    9 The Commission’s order cites to Western Organization of Resource Councils v. U.S. Bureau of Land Management, No. CV 16-21-GF-BMM, slip op. at 13-14 (D. Mon. Mar. 26, 2018) to suggest NEPA does not require agencies to undertake cost-benefit analyses utilizing Social Cost of Carbon. However, the Commission’s reliance on Western Organization of Resource Councils is inapposite to the situation in this proceeding. As the court noted, citing to High Country Conservation Advocates v. U.S. Forest Service, 52 F. Supp. 3d 1174, 1193 (D. Colo. 2014), an agency is required to employ the Social Cost of Carbon to calculate the impact of its action on climate change if the agency also calculates the benefits of the proposed action in an EIS. FERC, in the EIS prepared for Florida Southeast Connection, LLC, 162 FERC ¶ 61,233 (2018), did calculate the economic benefits of the proposed pipeline and as a result, the Commission is required to utilize the Social Cost of Carbon to examine the adverse impacts.
    10 PennEast Pipeline Co., LLC, 162 FERC ¶ 61,053, at 1–2 (2018) (Glick, Comm’r, dissenting).

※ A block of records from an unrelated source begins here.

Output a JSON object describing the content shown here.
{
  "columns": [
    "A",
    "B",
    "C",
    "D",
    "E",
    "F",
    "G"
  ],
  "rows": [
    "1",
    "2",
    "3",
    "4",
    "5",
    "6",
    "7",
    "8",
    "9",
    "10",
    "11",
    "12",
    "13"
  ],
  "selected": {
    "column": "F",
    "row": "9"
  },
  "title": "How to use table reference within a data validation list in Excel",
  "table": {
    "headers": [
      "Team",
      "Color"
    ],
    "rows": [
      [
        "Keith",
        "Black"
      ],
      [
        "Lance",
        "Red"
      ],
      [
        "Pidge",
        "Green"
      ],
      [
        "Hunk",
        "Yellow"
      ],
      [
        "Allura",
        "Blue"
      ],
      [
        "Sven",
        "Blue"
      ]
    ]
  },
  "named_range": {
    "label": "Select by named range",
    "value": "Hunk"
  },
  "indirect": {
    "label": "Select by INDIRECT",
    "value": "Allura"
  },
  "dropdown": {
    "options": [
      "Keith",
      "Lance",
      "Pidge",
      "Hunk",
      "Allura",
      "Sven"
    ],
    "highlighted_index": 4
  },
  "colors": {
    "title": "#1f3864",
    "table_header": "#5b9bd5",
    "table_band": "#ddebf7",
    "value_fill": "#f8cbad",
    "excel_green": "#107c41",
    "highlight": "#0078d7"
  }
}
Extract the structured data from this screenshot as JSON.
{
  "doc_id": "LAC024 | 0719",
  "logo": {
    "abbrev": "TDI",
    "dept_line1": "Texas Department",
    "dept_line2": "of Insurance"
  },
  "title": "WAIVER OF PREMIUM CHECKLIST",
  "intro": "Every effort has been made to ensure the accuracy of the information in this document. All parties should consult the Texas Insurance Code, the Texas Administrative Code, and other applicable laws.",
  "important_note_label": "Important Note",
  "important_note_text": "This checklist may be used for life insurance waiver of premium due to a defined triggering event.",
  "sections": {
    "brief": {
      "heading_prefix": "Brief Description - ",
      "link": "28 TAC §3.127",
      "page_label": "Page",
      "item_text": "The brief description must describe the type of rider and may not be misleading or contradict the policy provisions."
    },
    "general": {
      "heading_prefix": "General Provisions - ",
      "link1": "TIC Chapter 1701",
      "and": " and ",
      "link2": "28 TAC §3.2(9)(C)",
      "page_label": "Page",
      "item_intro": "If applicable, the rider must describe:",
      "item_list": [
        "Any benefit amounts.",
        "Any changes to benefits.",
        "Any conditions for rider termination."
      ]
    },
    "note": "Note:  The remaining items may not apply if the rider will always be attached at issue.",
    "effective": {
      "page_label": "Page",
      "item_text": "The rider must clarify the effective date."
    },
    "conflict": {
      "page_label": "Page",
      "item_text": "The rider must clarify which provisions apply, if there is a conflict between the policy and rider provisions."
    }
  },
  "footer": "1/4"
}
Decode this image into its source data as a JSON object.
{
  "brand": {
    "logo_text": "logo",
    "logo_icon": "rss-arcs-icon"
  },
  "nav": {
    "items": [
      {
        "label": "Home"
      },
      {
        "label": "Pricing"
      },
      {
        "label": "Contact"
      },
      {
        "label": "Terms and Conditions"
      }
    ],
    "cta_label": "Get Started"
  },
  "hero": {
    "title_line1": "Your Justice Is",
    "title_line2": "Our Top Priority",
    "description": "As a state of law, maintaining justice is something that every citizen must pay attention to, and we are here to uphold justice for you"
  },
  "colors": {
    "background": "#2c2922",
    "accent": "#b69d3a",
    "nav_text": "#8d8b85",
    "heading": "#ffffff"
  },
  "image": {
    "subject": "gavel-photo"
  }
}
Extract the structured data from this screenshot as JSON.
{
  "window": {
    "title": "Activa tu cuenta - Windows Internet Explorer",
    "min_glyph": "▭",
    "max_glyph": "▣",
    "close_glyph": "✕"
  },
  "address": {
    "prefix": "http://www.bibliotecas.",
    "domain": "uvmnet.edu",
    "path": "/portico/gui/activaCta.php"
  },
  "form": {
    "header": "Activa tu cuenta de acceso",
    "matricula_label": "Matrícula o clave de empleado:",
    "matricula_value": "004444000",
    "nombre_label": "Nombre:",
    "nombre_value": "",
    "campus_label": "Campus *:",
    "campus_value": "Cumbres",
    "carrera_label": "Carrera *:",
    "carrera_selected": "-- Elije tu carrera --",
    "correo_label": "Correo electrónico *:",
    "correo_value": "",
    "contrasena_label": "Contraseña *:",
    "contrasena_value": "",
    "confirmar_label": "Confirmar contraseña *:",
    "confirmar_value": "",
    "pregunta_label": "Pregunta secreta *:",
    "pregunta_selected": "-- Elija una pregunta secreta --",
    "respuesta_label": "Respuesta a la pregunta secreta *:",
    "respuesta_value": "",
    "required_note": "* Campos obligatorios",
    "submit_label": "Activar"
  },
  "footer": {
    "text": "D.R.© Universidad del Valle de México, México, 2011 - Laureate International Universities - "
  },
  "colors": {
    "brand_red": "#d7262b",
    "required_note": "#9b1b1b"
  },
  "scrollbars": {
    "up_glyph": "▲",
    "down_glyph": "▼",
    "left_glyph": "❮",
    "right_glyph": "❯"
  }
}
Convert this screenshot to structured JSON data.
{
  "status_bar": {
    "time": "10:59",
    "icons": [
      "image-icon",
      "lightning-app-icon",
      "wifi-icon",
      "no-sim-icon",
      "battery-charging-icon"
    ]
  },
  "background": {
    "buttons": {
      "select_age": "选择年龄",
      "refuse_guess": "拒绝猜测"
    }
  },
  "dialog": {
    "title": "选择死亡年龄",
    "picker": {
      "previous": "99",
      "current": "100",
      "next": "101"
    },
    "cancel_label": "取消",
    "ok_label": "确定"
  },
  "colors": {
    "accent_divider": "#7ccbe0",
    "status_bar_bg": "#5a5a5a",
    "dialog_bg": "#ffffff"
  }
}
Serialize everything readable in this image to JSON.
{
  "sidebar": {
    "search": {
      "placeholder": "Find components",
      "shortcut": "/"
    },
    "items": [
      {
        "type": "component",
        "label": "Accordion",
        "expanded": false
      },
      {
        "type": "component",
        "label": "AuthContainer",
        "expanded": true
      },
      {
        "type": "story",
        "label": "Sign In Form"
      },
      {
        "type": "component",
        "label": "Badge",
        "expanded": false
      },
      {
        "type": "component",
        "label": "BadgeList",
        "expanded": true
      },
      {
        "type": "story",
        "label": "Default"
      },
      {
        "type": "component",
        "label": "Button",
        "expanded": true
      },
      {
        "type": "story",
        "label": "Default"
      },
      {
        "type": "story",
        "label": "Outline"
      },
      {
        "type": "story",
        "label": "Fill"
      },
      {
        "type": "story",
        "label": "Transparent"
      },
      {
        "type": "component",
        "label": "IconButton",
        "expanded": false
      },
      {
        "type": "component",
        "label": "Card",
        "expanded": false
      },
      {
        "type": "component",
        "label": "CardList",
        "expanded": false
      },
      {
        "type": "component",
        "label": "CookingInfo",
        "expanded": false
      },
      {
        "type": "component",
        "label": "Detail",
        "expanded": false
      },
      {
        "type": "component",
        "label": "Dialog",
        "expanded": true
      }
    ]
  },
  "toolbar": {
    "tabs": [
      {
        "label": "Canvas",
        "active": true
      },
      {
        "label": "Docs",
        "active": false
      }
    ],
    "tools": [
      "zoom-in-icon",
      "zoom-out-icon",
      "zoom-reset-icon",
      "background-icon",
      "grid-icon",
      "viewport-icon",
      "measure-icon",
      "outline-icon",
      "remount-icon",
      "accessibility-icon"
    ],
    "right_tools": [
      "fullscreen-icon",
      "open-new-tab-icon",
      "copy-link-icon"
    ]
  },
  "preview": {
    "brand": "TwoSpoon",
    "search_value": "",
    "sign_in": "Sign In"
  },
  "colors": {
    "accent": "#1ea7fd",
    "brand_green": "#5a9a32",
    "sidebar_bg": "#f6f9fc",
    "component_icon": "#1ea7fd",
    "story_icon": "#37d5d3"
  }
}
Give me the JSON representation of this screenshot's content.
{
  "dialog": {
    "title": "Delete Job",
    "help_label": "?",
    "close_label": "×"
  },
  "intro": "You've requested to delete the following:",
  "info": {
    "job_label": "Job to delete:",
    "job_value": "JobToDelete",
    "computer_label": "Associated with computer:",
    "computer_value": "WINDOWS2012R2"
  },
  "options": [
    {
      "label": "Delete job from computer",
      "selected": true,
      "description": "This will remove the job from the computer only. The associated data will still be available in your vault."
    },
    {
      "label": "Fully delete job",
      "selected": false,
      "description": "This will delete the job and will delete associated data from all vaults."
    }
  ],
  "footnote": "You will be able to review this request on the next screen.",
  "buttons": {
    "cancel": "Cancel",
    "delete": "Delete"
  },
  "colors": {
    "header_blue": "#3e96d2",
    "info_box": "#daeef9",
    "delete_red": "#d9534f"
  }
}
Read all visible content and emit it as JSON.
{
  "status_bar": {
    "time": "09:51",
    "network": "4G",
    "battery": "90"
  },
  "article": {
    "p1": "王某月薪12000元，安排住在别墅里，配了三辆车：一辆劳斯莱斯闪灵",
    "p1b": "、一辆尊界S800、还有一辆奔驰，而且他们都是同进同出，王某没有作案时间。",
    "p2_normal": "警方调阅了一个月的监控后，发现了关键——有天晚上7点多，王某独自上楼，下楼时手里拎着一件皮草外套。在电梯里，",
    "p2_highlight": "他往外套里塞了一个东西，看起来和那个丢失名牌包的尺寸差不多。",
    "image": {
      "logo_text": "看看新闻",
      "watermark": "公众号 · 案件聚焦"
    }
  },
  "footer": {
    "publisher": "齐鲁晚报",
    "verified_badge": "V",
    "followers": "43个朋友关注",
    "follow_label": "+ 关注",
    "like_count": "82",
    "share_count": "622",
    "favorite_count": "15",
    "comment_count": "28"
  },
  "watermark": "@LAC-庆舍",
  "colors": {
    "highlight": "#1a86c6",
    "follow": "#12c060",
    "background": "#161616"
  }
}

    11 Certification of New Interstate Natural Gas Pipeline Facilities, 88 FERC ¶ 61,227, 61,747 (1999) (Certificate Policy Statement) (“[T]he Commission will consider all relevant factors reflecting on the need for the project. These might include, but would not be limited to, precedent agreements, demand projections, potential cost savings to consumers, or a comparison of projected demand with the amount of capacity currently serving the market.”).
Print this page